How long should it take for minutes to be published after the meeting is over?
Is this a lightweight topic? Maybe. Still…
I think it may be the rule more often than not that they’re “typed up” and distributed just before the next meeting. Depending on the formality of the organization, there may be a motion to accept them, or not. I’d wager that by the time people are reading them, they’re approved over 90% of the time because, well, who can remember if they’re correct, or not.
I might also wager that since they’re produced just–in-time for the next meeting, the person creating them has largely forgotten the subtleties in the conversation at the original meeting, and therefore the minutes become little more than the ever-popular “discussion ensued” followed by the decision taken. Indeed, even the decision taken may or may not reflect exactly what everyone thought they were voting on.
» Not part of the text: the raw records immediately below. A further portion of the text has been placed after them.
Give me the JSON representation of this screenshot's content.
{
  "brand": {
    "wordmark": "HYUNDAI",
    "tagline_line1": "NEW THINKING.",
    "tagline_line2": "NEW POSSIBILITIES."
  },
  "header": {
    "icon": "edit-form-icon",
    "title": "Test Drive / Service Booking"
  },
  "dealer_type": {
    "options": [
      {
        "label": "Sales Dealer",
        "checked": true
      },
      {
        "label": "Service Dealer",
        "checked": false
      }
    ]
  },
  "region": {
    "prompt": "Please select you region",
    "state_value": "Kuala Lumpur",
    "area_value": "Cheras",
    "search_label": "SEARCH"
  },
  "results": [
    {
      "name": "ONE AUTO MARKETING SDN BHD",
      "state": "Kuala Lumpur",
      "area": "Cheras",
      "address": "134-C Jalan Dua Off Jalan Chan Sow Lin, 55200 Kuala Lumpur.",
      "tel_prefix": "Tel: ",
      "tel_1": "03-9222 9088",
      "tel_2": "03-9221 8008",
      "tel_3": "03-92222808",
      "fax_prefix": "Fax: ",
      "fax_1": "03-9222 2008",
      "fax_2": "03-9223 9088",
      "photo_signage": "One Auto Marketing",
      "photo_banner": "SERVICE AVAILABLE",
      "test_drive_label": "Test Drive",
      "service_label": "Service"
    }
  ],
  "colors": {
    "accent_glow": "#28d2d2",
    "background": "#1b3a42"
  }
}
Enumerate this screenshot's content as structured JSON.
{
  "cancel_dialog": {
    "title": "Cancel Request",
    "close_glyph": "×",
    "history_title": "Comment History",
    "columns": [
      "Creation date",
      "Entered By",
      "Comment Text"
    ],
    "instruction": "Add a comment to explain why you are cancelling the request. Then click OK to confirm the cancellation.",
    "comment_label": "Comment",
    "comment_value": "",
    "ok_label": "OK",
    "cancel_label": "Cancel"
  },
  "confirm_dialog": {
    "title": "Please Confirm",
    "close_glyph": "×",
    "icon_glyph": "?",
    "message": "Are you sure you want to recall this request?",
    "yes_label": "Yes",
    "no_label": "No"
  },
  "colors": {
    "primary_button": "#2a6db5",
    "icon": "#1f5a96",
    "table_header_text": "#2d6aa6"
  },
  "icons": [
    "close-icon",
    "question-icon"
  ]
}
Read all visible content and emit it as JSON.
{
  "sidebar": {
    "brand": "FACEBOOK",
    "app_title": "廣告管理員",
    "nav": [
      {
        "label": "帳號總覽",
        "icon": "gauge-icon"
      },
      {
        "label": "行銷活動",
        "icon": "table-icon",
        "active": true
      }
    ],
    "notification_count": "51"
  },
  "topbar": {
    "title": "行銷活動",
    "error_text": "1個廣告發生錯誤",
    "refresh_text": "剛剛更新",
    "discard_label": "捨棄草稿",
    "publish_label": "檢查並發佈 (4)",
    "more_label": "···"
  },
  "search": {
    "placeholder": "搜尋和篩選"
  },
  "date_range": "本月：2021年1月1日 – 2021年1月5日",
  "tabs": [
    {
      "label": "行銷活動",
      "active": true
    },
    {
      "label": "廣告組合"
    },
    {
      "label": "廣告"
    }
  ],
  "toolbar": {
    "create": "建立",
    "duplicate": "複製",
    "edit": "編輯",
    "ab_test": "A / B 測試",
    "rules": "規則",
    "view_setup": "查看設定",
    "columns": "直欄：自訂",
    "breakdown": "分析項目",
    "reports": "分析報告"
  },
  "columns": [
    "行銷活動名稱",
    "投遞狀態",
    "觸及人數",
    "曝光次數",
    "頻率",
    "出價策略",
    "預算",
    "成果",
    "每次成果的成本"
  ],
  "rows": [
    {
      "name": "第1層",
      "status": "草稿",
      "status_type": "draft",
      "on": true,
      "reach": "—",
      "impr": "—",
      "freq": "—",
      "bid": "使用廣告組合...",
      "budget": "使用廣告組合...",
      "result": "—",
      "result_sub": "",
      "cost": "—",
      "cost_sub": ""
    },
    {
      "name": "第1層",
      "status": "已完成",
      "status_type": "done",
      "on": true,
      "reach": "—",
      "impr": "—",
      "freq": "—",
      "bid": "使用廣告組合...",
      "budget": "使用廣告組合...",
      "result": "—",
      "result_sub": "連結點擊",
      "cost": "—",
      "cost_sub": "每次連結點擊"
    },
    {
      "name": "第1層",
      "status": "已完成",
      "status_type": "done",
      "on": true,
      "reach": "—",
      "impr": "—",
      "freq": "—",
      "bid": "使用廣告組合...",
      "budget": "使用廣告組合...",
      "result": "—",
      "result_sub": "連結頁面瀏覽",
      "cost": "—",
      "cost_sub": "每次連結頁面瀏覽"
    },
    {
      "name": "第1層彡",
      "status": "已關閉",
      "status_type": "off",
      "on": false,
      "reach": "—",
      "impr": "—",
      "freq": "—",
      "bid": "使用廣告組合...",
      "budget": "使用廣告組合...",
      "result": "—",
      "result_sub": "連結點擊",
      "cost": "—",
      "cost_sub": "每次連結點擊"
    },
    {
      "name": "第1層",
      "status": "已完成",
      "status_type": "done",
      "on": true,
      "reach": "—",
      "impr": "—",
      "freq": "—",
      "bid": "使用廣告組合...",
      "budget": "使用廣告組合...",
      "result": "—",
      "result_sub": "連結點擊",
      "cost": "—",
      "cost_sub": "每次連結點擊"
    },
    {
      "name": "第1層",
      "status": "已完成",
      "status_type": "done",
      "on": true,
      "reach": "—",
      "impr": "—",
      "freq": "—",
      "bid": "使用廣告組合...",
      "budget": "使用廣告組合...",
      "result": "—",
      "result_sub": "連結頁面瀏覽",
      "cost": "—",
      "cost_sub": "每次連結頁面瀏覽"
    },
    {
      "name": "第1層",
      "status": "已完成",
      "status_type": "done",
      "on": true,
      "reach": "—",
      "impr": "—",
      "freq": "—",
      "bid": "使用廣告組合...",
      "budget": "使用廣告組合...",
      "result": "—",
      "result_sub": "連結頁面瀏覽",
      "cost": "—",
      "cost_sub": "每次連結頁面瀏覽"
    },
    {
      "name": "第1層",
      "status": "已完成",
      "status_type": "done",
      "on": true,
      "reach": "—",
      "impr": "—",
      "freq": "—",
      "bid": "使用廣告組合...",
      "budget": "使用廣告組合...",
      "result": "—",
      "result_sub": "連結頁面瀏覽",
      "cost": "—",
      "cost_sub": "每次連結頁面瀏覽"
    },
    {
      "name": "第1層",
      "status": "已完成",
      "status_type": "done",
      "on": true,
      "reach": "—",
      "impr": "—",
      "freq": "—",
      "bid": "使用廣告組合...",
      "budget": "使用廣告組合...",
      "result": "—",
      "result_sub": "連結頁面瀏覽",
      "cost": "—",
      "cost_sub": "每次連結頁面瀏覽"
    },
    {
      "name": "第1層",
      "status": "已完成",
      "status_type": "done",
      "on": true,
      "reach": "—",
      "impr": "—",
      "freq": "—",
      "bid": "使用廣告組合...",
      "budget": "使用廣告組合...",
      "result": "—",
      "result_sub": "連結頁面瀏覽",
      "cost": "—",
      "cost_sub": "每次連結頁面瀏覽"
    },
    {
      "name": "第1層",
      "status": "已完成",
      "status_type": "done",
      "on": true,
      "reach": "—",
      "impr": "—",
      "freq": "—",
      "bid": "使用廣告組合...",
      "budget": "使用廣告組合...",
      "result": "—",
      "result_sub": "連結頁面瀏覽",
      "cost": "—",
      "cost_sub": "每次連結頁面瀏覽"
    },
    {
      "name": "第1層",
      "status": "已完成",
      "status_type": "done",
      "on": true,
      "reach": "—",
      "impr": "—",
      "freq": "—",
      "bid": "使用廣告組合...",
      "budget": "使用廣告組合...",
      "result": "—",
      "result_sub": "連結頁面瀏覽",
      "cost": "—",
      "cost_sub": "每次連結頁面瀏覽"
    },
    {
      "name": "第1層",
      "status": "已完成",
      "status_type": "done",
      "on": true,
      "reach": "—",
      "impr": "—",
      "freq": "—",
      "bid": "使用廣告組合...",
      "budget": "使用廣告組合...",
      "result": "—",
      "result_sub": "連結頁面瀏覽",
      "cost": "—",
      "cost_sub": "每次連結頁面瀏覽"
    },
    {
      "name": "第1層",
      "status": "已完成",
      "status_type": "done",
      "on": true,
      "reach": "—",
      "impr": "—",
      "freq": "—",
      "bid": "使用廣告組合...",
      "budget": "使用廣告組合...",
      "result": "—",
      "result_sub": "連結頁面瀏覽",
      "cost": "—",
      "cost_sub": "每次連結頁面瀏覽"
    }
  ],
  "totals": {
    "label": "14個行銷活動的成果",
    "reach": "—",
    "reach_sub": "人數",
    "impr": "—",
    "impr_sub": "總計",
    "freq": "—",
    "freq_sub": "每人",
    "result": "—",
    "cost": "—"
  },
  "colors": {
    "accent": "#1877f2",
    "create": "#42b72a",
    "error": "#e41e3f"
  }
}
So, when should minutes be produced and distributed?
Are they a mere annoyance and their production just a formality? Or, is their role something more substantial to accurately record the democratic process and agreements?
Might it also be suggested that, while not being a transcript of everything everyone said, they should also be a useful device to capture the key elements of why certain decisions were made? (I think so.) Typing in half-a-dozen points for a conversation that took thirty minutes isn’t too extreme.
Further, I’d say that their most useful purpose might be the trigger to make sure that people know what’s expected of them – and agreed to – in terms of action prior to the next meeting so that organizational momentum is maintained. Would you rather have twenty-five days notice to get your action items done (if you weren’t keeping your own notes), or see it emblazoned in your eyes as you’re about to give your status update to the other people?
A record of a decision in the past is good; perhaps the focus on the future is even more important.
My rule-of-thumb is to get minutes out within a couple of days. People often have things “back at the office” (companies) or “back at home” (non-profit volunteers) to deal with, so they’re not necessarily chomping at the bit for the minutes. However, after that, they serve as a good mental reminder to get on with the things they agreed to do.
So, are minutes just a device for the past, or also the future?
Get them done and out. It’s a wise thing to do.